Everybody in town said I ought to go to Hayden Hall. It was the granddaddy of social service organizations and had helped thousands in its 35 years of existence. I showed up and offered my services. I ended up, after scores of hours of talk back and forth, serving as a catalyst for a whole new technological awareness at the organization. I did one concrete project, an addition to their essentially brochure web site (http://haydenhall.org, click the shop button) but much of my work was analyzing their social enterprise, a handicrafts cooperative teaching weaving and sewing to poor women, and making recommendations about how to reach an international audience. We worked on several other ideas as well, very much in the spirit of the eRider as Ian Runekles and the folks at LASA in England conceive an eRider--above everything, a capacity builder.
I came home determined to put Worlds Touch on a more sound financial footing so that we can assure our international clients of an eRider at their disposal. We're capacity builders, which makes us more generalist than specialist, but I've found that is what all my international clients have needed. One of the ways to build Worlds Touch is to extend its services to our homegrown nonprofits working with the poor.
As I look around, I see that some of the tactics to get clients internationally will work here. We could call it networking. We could call it meeting-and-greeting. We could call it cold calling. The idea is to talk to decision-makers in the nonprofit community, to find out where they are, technologically speaking, what problems they are encountering, and what their frustrations are with the help they're getting. There are many Rotary Clubs to speak to. There are several local associations of nonprofit professionals. They're all on my calling list.
One typically American tactic that is increasingly popular is offering an infomercial-- a seminar, webinar, workshop, presentation about a service you offer.
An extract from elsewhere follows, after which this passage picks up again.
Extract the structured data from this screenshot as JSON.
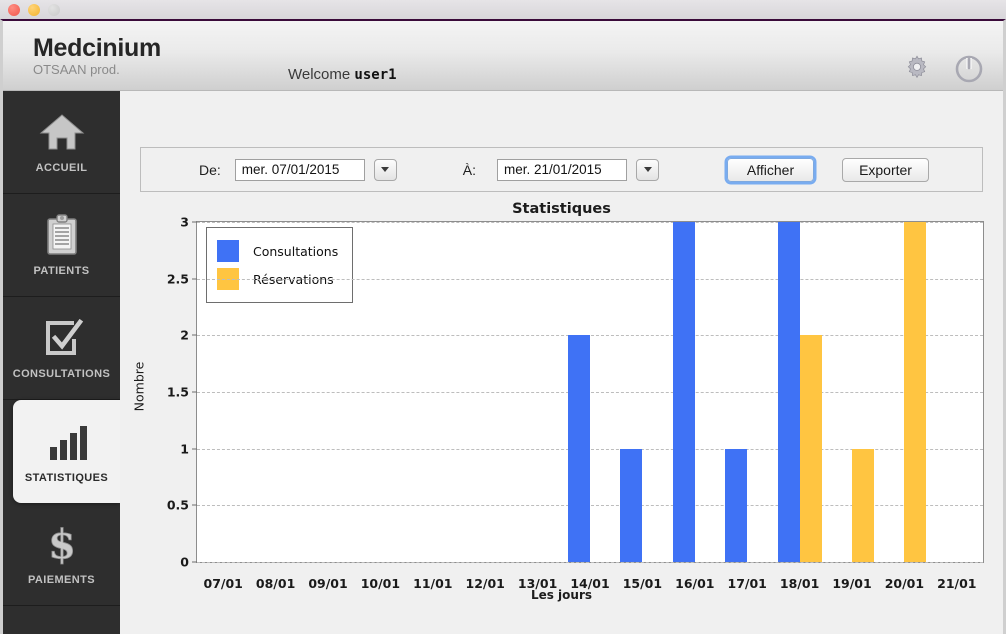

You teach your audience much of what they want to know about the subject, but YOU are the expert who can help them out with the trickier parts, the knottier problems, the sticky-wicket stuff that gets too technical. I've learned a lot from these folks, both information about tech issues I want to know and also techniques for subtly suggesting your students might want to consider hiring you.
Having a very clear idea about what you ARE offering is important, everyone will tell you, but I've found that my clear idea has changed substantially since I took off for my first trip to Nepal. Then, I thought I knew about database design and construction (and have since learned that this is NOT a cost-effective solution for most nonprofits, especially those in the developing world) and web site design and construction. My web knowledge has served me in good stead, since it's a door-opener. But my ability to analyze systems and my deft skill in internet research has come more and more to fore as I work with my nonprofit clients. So Worlds Touch's mission statement, while still taking aim at the digital divide, is a work in progress.
I'm still not making any money. If I had to make a living immediately, I'd probably try to get a job with anybody who'd have me in the nonprofit sector-- a nonprofit, a consulting company, a nonprofit solutions vendor. I'd be ready to move anywhere in the states. Personally, a couple of trips with Geekcorps would appeal to me.
For Worlds Touch, I have given myself this next 18 months to grow the local business, find fee structures that work both here and abroad, and put a fund raising plan into place that gives people who support the filtering-down of the vast advantages of technology to the poorest among us the opportunity to participate themselves in this kind of outreach.
But if you want to be an independent, nothing will ever take the place of plain and simple selling. Locate the prospective client. Meet the decision maker. Interview for information. Pitch the product. Close the sale. Put that in the context of a business plan that reflects solid homework, and you'll succeed.